If this sounds pretty professional to you, it should. It’s amazing what these women have put together by the sheer force of their will. And yet, as you can imagine, it has been an uphill struggle, and still is. For instance, the one thing Alexandra doesn’t have is a proper theater. In terms of an actual building that people can go to and purchase tickets for sale at a ticket window. That has a stage with a curtain and seats for the audience and restrooms and such basic things you take for granted having grown up in the lap of luxury. Or what seems like the lap of luxury to an Alexandra resident when really it was just an average middle class upbringing in a Western country.
The good news is, good theater doesn’t need a fancy building. All it needs is people who have a story to tell. “There might not be a building,” says Manuela. “But there is theater. Theater can be anyplace where there is an actor and an audience, even in a soap shop!” Indeed, that is where Ntshieng and the other women have been rehearsing, squeezed between floor polish and household cleaner and pausing every time a customer comes in to buy something.I hope you can make time this weekend to go and see what has sprung up from the confines of a soap shop and the mind of an amazing woman. I promise you that you’ll be entertained and moved, and in addition you’ll be helping a dream come true. Ntshieng’s and Kerryn’s and Manuela’s big dream of a theater, a proper theater as I just described it. A theater for Alex, for the entire community.

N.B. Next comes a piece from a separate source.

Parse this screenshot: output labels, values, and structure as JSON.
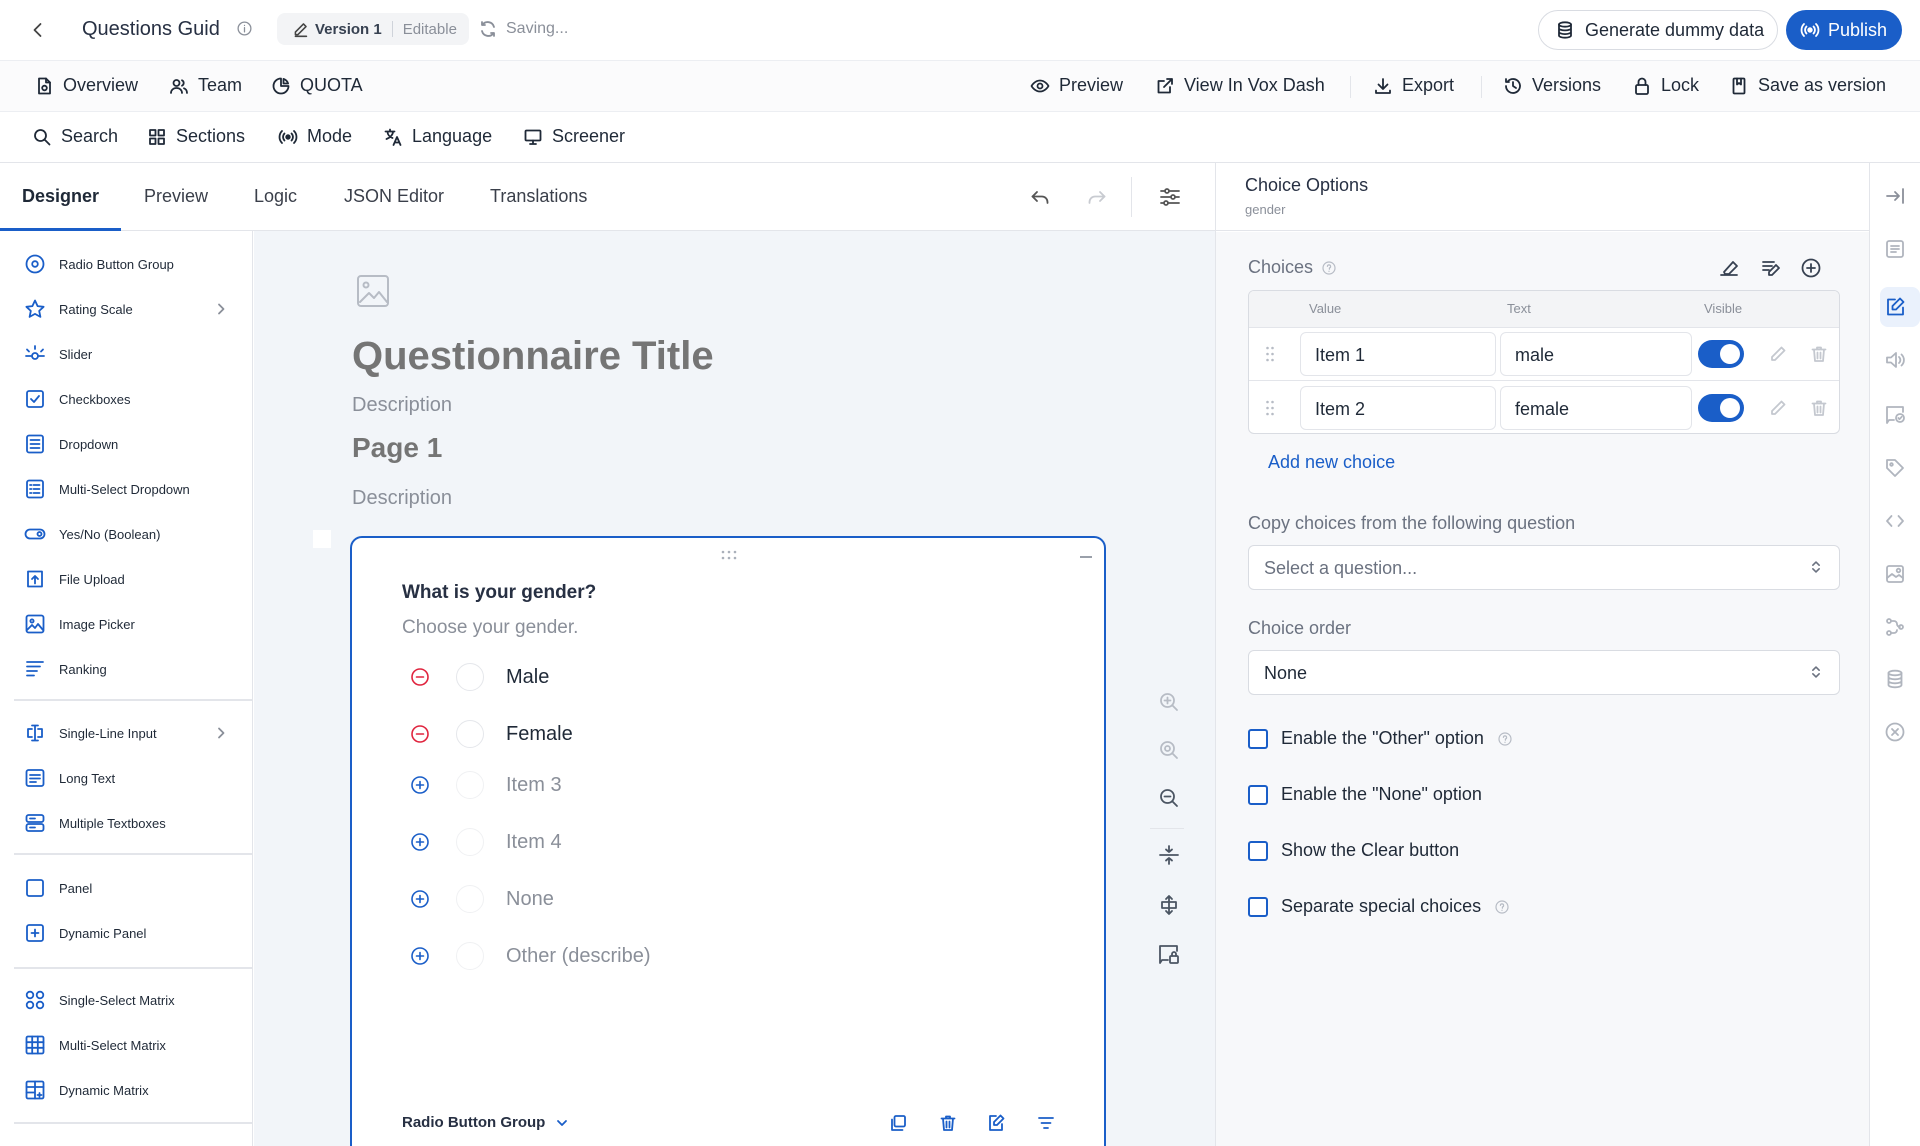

“I love theater. I live for theater. This is my passion.” Watch this interview of Ntshieng Mokgoro and let yourself be inspired by her story: